The term 'quake brain' is now another kiwi saying that has become associated with the Canterbury quakes similar to 'munted' and 'kia haha'.
Though many of us can certainly relate to it - not everyone knows who experiences it, what it is. Quake brain has been described as a 'mental hangover' from the stresses that the earthquakes caused. Brain fog, fatigue, irritability, the inability to put words into sentences are just some of the symptoms experienced. It has been associated with significant impairment in memory and functions such as emotional processing. A recent study also found that Cantabrians who had experienced the earthquakes also had significant poorer visual memory than others. There are many more issues such as PTSD and anxiety issues that are associated with traumatic events such as these. Recently funding has been extended to conduct further research and I look forward to solutions that may be presented in due course.

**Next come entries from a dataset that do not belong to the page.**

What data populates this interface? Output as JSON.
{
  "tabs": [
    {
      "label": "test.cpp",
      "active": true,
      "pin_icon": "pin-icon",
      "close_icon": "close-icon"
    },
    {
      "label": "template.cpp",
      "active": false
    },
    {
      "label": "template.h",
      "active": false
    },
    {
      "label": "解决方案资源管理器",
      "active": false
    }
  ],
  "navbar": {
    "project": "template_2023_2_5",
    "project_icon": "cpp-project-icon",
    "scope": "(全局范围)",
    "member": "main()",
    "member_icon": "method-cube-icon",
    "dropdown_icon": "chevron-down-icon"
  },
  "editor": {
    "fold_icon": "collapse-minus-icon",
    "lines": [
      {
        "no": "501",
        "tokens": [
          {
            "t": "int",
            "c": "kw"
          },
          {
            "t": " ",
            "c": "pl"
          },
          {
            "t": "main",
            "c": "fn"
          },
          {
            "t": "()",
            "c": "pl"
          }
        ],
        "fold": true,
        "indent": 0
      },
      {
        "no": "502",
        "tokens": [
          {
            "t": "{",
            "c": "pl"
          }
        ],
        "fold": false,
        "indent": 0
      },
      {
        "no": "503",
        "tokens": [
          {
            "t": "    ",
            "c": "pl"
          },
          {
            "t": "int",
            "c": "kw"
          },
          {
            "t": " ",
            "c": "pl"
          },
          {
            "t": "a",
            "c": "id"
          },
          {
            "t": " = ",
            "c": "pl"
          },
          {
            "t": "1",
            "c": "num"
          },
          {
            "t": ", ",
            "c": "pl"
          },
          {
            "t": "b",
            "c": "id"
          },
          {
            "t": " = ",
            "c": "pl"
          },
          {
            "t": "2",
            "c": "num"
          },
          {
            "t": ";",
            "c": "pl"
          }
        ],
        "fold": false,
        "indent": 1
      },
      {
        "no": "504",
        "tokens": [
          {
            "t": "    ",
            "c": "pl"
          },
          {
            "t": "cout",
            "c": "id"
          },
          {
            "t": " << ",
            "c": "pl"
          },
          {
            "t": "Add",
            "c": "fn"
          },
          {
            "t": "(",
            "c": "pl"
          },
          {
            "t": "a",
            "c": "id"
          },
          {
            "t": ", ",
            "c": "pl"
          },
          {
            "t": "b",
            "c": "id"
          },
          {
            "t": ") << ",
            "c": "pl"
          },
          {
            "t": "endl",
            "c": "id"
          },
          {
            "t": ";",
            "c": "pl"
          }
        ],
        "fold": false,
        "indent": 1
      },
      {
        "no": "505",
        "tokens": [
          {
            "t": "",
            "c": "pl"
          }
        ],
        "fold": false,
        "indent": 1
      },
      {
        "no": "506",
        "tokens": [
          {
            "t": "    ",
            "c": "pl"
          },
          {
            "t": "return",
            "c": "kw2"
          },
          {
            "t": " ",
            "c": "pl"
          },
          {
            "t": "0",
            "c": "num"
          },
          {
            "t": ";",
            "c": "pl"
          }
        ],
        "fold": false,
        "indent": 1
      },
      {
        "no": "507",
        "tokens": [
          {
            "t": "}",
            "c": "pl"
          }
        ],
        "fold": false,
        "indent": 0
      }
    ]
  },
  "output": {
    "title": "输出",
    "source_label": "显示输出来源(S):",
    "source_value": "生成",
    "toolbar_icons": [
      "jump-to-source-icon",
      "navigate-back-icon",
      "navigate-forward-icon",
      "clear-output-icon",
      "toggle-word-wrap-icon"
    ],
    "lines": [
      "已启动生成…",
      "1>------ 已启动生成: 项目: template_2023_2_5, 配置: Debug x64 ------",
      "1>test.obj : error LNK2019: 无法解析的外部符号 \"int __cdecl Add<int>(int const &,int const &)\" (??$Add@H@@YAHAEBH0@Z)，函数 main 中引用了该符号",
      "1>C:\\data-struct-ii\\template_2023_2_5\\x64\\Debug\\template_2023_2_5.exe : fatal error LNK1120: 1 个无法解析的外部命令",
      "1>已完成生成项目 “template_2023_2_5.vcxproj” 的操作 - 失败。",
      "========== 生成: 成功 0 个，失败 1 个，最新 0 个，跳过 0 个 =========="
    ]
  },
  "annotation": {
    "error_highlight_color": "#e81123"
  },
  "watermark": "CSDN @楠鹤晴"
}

It is important to recognise 'quake brain' as it demonstrates that the term 'resilience' so often used to describe human's ability to cope with trauma is not recognising the fact that we are also suffering. We often say we are 'fine' when in reality, we are not. We often suffer in silence and the longer term issues of poor mental health are swept under the carpet. Yes, we are resilient. We were stoic, we coped, we went back to work, school and carried on. However, we also need to acknowledge there are issues. Only when you see the problem, can you strive to resolve it.
One notable, local researcher in recent years, Prof Julia Rucklidge, has been working to help people struggling with mental health. Her research into nutrition and its affects in mental health have been ground breaking in that the connection between these two are clearly demonstrated. Naturopaths and Nutritionists has long recognised the connection with good nutrition and mental health and we appreciate research being conducted into this vital area. If you are interested, Prof Rucklidge is often looking for research participants and can be contacted at Te Puna Toiora: Mental Health and Nutrition Research at Canterbury University.
Stay well and eat well ❤️🥕🥦🥑🍎
Photo credit: Ryan Bruce
Samira Manners - registered naturopath, medical herbalist and nutritionist.